Each entry needs to be duplicated exactly.

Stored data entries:
::::

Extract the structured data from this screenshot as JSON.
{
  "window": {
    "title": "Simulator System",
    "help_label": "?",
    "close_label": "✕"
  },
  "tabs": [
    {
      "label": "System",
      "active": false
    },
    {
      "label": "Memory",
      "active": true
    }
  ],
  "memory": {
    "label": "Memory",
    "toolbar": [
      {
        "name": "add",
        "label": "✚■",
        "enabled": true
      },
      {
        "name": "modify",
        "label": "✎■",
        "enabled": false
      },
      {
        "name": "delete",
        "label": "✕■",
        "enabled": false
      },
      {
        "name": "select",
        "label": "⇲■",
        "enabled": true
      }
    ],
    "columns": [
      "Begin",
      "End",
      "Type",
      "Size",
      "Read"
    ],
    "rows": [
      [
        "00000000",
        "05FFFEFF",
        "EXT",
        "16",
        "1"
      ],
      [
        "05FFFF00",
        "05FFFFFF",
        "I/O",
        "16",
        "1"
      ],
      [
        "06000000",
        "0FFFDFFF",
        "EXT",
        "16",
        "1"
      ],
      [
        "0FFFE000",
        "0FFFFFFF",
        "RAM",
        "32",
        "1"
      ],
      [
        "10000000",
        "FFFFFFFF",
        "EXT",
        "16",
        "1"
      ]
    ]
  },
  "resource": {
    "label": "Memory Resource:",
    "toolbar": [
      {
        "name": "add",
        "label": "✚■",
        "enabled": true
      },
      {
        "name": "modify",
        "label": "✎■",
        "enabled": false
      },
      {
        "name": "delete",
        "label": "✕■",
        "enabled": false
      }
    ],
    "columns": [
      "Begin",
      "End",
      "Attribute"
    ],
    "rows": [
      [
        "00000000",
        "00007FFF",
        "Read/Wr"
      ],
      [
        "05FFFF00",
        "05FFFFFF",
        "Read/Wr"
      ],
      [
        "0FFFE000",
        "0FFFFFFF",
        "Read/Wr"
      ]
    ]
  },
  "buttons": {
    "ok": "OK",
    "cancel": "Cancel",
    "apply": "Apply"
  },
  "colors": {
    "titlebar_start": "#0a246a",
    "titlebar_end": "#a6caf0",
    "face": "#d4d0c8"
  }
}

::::

Response below:
Extract the structured data from this screenshot as JSON.
{
  "window": {
    "title": "Simulator System",
    "help_label": "?",
    "close_label": "✕"
  },
  "tabs": [
    {
      "label": "System",
      "active": false
    },
    {
      "label": "Memory",
      "active": true
    }
  ],
  "memory": {
    "label": "Memory",
    "toolbar": [
      {
        "name": "add",
        "label": "✚■",
        "enabled": true
      },
      {
        "name": "modify",
        "label": "✎■",
        "enabled": false
      },
      {
        "name": "delete",
        "label": "✕■",
        "enabled": false
      },
      {
        "name": "select",
        "label": "⇲■",
        "enabled": true
      }
    ],
    "columns": [
      "Begin",
      "End",
      "Type",
      "Size",
      "Read"
    ],
    "rows": [
      [
        "00000000",
        "05FFFEFF",
        "EXT",
        "16",
        "1"
      ],
      [
        "05FFFF00",
        "05FFFFFF",
        "I/O",
        "16",
        "1"
      ],
      [
        "06000000",
        "0FFFDFFF",
        "EXT",
        "16",
        "1"
      ],
      [
        "0FFFE000",
        "0FFFFFFF",
        "RAM",
        "32",
        "1"
      ],
      [
        "10000000",
        "FFFFFFFF",
        "EXT",
        "16",
        "1"
      ]
    ]
  },
  "resource": {
    "label": "Memory Resource:",
    "toolbar": [
      {
        "name": "add",
        "label": "✚■",
        "enabled": true
      },
      {
        "name": "modify",
        "label": "✎■",
        "enabled": false
      },
      {
        "name": "delete",
        "label": "✕■",
        "enabled": false
      }
    ],
    "columns": [
      "Begin",
      "End",
      "Attribute"
    ],
    "rows": [
      [
        "00000000",
        "00007FFF",
        "Read/Wr"
      ],
      [
        "05FFFF00",
        "05FFFFFF",
        "Read/Wr"
      ],
      [
        "0FFFE000",
        "0FFFFFFF",
        "Read/Wr"
      ]
    ]
  },
  "buttons": {
    "ok": "OK",
    "cancel": "Cancel",
    "apply": "Apply"
  },
  "colors": {
    "titlebar_start": "#0a246a",
    "titlebar_end": "#a6caf0",
    "face": "#d4d0c8"
  }
}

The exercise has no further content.